::: Data to examine :::

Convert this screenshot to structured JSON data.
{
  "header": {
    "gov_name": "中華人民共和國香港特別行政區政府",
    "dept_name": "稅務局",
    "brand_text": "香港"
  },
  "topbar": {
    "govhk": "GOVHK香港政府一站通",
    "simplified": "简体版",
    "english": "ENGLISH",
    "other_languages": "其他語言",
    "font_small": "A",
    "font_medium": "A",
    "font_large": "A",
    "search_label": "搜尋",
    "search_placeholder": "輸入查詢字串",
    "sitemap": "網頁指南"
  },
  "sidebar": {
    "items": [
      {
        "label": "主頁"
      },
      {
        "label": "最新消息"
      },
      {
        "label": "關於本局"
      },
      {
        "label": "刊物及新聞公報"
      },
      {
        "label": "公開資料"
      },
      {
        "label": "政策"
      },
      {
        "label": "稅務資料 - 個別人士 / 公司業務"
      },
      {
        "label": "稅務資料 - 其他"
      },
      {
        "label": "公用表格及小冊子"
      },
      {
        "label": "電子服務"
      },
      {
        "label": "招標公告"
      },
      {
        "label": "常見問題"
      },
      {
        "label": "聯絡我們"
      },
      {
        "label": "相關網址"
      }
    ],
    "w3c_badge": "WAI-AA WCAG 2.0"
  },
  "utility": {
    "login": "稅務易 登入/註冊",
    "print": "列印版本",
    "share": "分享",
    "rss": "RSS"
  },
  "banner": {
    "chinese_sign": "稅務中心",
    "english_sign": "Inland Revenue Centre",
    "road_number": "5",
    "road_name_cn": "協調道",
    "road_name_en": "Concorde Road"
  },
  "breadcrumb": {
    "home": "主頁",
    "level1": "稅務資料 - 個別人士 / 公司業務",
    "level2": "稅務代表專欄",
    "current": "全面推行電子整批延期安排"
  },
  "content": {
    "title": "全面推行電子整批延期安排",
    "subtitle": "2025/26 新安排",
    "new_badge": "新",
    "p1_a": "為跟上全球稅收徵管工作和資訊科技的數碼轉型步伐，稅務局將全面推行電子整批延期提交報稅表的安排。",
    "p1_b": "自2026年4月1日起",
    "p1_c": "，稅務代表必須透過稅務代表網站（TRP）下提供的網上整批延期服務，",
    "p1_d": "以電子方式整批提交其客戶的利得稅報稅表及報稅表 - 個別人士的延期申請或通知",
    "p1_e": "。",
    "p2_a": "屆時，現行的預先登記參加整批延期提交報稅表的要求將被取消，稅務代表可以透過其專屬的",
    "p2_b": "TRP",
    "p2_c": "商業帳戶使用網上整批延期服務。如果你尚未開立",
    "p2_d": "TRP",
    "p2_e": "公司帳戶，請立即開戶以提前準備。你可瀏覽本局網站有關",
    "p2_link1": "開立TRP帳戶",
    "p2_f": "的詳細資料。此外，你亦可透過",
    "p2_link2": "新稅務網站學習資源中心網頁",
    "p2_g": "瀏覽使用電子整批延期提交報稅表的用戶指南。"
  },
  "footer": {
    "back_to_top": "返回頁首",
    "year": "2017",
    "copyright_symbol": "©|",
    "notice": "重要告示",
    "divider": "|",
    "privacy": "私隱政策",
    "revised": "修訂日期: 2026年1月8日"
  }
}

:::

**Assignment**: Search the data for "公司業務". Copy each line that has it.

**Solution below**:
        "label": "稅務資料 - 個別人士 / 公司業務"
    "level1": "稅務資料 - 個別人士 / 公司業務",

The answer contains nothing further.